Filter the entries, keeping every line with the word "backlinks".
___
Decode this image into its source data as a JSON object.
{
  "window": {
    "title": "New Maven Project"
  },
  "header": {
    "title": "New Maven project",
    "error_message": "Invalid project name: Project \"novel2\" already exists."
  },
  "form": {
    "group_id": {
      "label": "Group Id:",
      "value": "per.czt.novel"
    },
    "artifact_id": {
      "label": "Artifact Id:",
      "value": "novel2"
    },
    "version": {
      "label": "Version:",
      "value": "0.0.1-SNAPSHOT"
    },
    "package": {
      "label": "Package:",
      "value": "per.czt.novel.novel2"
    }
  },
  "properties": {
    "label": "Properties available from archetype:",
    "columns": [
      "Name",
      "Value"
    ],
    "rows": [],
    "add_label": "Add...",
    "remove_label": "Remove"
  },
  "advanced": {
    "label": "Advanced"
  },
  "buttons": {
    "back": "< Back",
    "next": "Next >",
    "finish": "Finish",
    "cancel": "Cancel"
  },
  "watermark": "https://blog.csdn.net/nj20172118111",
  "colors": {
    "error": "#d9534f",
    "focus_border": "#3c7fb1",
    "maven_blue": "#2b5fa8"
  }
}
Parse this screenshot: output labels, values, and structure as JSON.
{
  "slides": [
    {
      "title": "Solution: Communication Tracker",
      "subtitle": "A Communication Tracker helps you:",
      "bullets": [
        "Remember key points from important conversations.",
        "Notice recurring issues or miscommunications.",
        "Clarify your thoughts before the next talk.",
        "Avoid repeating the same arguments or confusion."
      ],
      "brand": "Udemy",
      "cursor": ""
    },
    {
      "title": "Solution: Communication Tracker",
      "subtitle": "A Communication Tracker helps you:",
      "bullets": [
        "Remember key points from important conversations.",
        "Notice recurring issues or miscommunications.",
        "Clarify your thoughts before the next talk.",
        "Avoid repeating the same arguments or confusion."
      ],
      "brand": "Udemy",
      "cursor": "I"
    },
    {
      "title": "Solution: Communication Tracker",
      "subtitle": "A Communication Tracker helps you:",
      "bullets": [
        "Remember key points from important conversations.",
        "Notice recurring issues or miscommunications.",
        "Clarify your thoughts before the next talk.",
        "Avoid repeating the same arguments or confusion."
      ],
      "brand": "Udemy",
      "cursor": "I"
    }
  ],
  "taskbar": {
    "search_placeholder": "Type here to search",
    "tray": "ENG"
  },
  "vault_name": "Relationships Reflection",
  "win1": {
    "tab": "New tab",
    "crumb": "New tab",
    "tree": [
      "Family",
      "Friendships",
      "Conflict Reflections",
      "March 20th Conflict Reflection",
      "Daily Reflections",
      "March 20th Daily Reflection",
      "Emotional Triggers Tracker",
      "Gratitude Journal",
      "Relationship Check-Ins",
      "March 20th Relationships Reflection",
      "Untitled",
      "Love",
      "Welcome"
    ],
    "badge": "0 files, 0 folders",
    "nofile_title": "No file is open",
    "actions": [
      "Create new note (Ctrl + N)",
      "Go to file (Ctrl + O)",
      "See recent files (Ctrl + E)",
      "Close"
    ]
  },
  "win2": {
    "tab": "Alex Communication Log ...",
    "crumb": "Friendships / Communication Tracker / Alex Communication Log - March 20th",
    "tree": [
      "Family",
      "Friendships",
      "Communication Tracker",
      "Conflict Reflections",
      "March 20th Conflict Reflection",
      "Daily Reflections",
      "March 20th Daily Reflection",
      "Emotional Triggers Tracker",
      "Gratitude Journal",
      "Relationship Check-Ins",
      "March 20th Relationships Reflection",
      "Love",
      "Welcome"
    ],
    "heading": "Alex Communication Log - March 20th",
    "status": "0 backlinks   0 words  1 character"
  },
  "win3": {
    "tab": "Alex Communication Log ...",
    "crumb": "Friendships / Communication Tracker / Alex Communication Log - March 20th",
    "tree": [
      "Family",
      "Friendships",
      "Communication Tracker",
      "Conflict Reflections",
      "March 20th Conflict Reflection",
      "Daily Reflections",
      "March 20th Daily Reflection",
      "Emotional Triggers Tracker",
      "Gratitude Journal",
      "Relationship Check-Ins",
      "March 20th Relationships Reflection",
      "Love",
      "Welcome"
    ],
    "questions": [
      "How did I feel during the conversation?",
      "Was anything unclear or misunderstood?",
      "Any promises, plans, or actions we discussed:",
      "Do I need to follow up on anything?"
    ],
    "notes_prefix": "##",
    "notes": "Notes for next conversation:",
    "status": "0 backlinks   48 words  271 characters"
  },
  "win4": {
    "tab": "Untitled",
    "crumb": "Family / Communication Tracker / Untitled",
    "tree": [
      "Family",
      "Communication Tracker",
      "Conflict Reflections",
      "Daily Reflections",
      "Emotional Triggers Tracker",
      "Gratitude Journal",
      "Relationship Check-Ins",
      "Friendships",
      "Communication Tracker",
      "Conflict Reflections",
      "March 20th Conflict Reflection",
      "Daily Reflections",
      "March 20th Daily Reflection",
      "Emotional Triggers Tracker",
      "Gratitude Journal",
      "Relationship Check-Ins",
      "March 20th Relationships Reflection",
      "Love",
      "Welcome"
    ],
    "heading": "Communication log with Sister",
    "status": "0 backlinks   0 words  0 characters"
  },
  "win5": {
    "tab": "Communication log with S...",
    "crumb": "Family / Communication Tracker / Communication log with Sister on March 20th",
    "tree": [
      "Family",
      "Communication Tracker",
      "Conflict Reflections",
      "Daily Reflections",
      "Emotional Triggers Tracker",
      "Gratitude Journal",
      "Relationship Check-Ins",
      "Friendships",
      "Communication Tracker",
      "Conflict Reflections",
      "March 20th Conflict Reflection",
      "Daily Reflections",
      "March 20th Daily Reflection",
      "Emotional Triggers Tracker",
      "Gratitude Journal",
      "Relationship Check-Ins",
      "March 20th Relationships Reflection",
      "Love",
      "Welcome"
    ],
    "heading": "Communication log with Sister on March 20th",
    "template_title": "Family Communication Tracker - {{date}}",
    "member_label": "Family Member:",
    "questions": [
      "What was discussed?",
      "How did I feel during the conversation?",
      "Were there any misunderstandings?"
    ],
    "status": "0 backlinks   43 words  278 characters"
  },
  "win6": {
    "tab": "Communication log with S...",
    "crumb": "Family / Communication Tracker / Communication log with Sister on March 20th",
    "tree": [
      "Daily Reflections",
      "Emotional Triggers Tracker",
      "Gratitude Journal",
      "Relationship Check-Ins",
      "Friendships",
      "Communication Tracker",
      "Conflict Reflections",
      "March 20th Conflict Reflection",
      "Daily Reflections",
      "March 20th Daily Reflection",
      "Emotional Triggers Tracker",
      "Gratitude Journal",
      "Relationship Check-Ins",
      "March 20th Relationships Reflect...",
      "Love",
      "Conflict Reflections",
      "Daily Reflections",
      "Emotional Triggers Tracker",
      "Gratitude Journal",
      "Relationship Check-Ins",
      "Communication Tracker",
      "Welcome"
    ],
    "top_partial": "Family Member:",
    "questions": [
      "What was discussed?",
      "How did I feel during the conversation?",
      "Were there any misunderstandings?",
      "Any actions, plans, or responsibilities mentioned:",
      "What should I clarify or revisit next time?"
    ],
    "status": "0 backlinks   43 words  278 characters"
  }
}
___
> SOLUTION:
    "status": "0 backlinks   0 words  1 character"
    "status": "0 backlinks   48 words  271 characters"
    "status": "0 backlinks   0 words  0 characters"
    "status": "0 backlinks   43 words  278 characters"
    "status": "0 backlinks   43 words  278 characters"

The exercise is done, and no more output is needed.